Problem details:
Please copy every record below exactly, leaving out the pictures.

Input for this task:
· · · ·

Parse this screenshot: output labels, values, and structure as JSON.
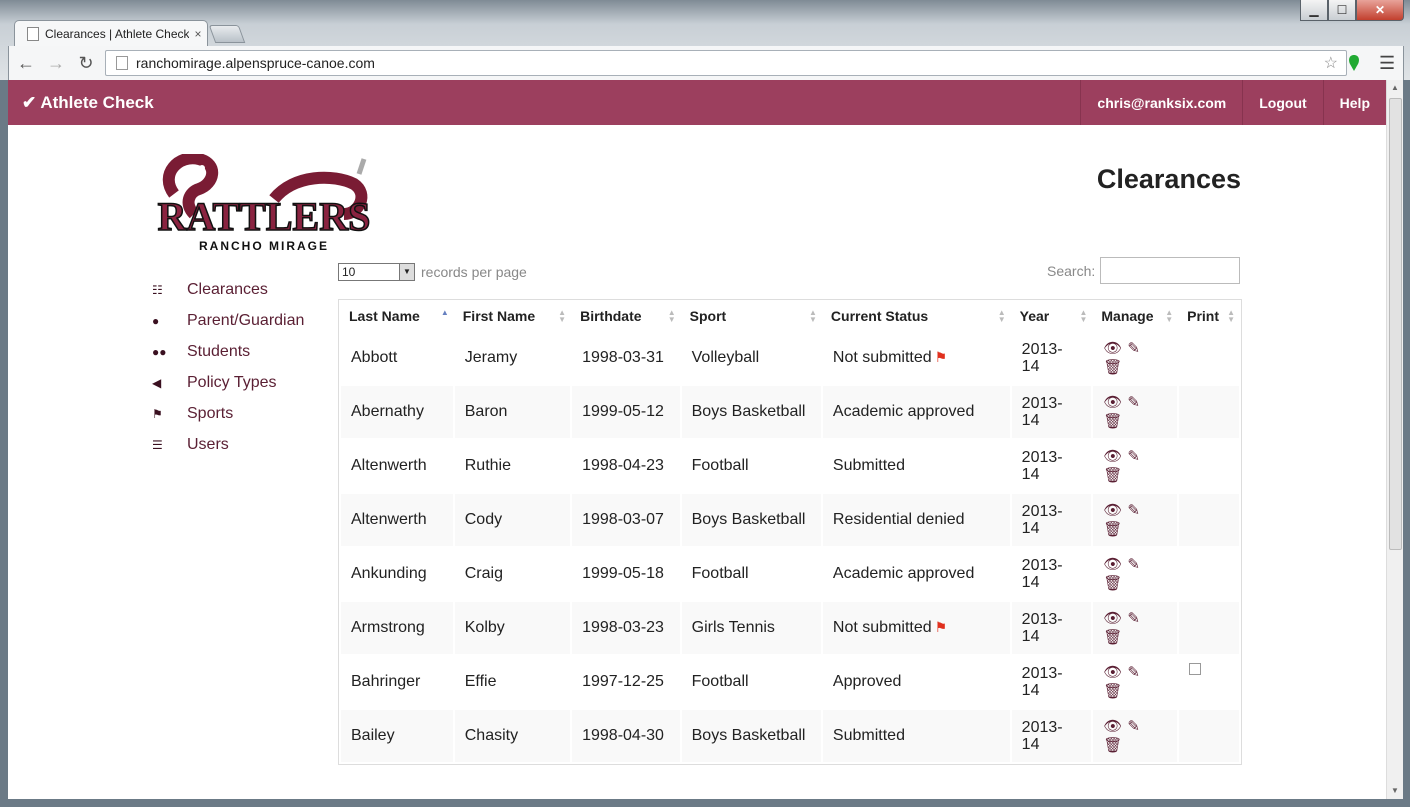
{
  "browser": {
    "tab_title": "Clearances | Athlete Check",
    "url": "ranchomirage.alpenspruce-canoe.com"
  },
  "navbar": {
    "brand": "✔ Athlete Check",
    "user": "chris@ranksix.com",
    "logout": "Logout",
    "help": "Help"
  },
  "logo": {
    "top_text": "RATTLERS",
    "bottom_text": "RANCHO MIRAGE"
  },
  "page_title": "Clearances",
  "sidebar": {
    "items": [
      {
        "label": "Clearances",
        "icon": "list-icon"
      },
      {
        "label": "Parent/Guardian",
        "icon": "user-icon"
      },
      {
        "label": "Students",
        "icon": "group-icon"
      },
      {
        "label": "Policy Types",
        "icon": "bullhorn-icon"
      },
      {
        "label": "Sports",
        "icon": "flag-icon"
      },
      {
        "label": "Users",
        "icon": "user-list-icon"
      }
    ]
  },
  "table_controls": {
    "length_value": "10",
    "length_label": "records per page",
    "search_label": "Search:",
    "search_value": ""
  },
  "table": {
    "headers": [
      "Last Name",
      "First Name",
      "Birthdate",
      "Sport",
      "Current Status",
      "Year",
      "Manage",
      "Print"
    ],
    "rows": [
      {
        "last": "Abbott",
        "first": "Jeramy",
        "birthdate": "1998-03-31",
        "sport": "Volleyball",
        "status": "Not submitted",
        "flag": true,
        "year_a": "2013-",
        "year_b": "14",
        "print": false
      },
      {
        "last": "Abernathy",
        "first": "Baron",
        "birthdate": "1999-05-12",
        "sport": "Boys Basketball",
        "status": "Academic approved",
        "flag": false,
        "year_a": "2013-",
        "year_b": "14",
        "print": false
      },
      {
        "last": "Altenwerth",
        "first": "Ruthie",
        "birthdate": "1998-04-23",
        "sport": "Football",
        "status": "Submitted",
        "flag": false,
        "year_a": "2013-",
        "year_b": "14",
        "print": false
      },
      {
        "last": "Altenwerth",
        "first": "Cody",
        "birthdate": "1998-03-07",
        "sport": "Boys Basketball",
        "status": "Residential denied",
        "flag": false,
        "year_a": "2013-",
        "year_b": "14",
        "print": false
      },
      {
        "last": "Ankunding",
        "first": "Craig",
        "birthdate": "1999-05-18",
        "sport": "Football",
        "status": "Academic approved",
        "flag": false,
        "year_a": "2013-",
        "year_b": "14",
        "print": false
      },
      {
        "last": "Armstrong",
        "first": "Kolby",
        "birthdate": "1998-03-23",
        "sport": "Girls Tennis",
        "status": "Not submitted",
        "flag": true,
        "year_a": "2013-",
        "year_b": "14",
        "print": false
      },
      {
        "last": "Bahringer",
        "first": "Effie",
        "birthdate": "1997-12-25",
        "sport": "Football",
        "status": "Approved",
        "flag": false,
        "year_a": "2013-",
        "year_b": "14",
        "print": true
      },
      {
        "last": "Bailey",
        "first": "Chasity",
        "birthdate": "1998-04-30",
        "sport": "Boys Basketball",
        "status": "Submitted",
        "flag": false,
        "year_a": "2013-",
        "year_b": "14",
        "print": false
      }
    ]
  },
  "colors": {
    "brand": "#9c3f5e",
    "link": "#5a1f33",
    "flag": "#e0301e"
  }
}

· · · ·

Task result:
Parse this screenshot: output labels, values, and structure as JSON.
{
  "browser": {
    "tab_title": "Clearances | Athlete Check",
    "url": "ranchomirage.alpenspruce-canoe.com"
  },
  "navbar": {
    "brand": "✔ Athlete Check",
    "user": "chris@ranksix.com",
    "logout": "Logout",
    "help": "Help"
  },
  "logo": {
    "top_text": "RATTLERS",
    "bottom_text": "RANCHO MIRAGE"
  },
  "page_title": "Clearances",
  "sidebar": {
    "items": [
      {
        "label": "Clearances",
        "icon": "list-icon"
      },
      {
        "label": "Parent/Guardian",
        "icon": "user-icon"
      },
      {
        "label": "Students",
        "icon": "group-icon"
      },
      {
        "label": "Policy Types",
        "icon": "bullhorn-icon"
      },
      {
        "label": "Sports",
        "icon": "flag-icon"
      },
      {
        "label": "Users",
        "icon": "user-list-icon"
      }
    ]
  },
  "table_controls": {
    "length_value": "10",
    "length_label": "records per page",
    "search_label": "Search:",
    "search_value": ""
  },
  "table": {
    "headers": [
      "Last Name",
      "First Name",
      "Birthdate",
      "Sport",
      "Current Status",
      "Year",
      "Manage",
      "Print"
    ],
    "rows": [
      {
        "last": "Abbott",
        "first": "Jeramy",
        "birthdate": "1998-03-31",
        "sport": "Volleyball",
        "status": "Not submitted",
        "flag": true,
        "year_a": "2013-",
        "year_b": "14",
        "print": false
      },
      {
        "last": "Abernathy",
        "first": "Baron",
        "birthdate": "1999-05-12",
        "sport": "Boys Basketball",
        "status": "Academic approved",
        "flag": false,
        "year_a": "2013-",
        "year_b": "14",
        "print": false
      },
      {
        "last": "Altenwerth",
        "first": "Ruthie",
        "birthdate": "1998-04-23",
        "sport": "Football",
        "status": "Submitted",
        "flag": false,
        "year_a": "2013-",
        "year_b": "14",
        "print": false
      },
      {
        "last": "Altenwerth",
        "first": "Cody",
        "birthdate": "1998-03-07",
        "sport": "Boys Basketball",
        "status": "Residential denied",
        "flag": false,
        "year_a": "2013-",
        "year_b": "14",
        "print": false
      },
      {
        "last": "Ankunding",
        "first": "Craig",
        "birthdate": "1999-05-18",
        "sport": "Football",
        "status": "Academic approved",
        "flag": false,
        "year_a": "2013-",
        "year_b": "14",
        "print": false
      },
      {
        "last": "Armstrong",
        "first": "Kolby",
        "birthdate": "1998-03-23",
        "sport": "Girls Tennis",
        "status": "Not submitted",
        "flag": true,
        "year_a": "2013-",
        "year_b": "14",
        "print": false
      },
      {
        "last": "Bahringer",
        "first": "Effie",
        "birthdate": "1997-12-25",
        "sport": "Football",
        "status": "Approved",
        "flag": false,
        "year_a": "2013-",
        "year_b": "14",
        "print": true
      },
      {
        "last": "Bailey",
        "first": "Chasity",
        "birthdate": "1998-04-30",
        "sport": "Boys Basketball",
        "status": "Submitted",
        "flag": false,
        "year_a": "2013-",
        "year_b": "14",
        "print": false
      }
    ]
  },
  "colors": {
    "brand": "#9c3f5e",
    "link": "#5a1f33",
    "flag": "#e0301e"
  }
}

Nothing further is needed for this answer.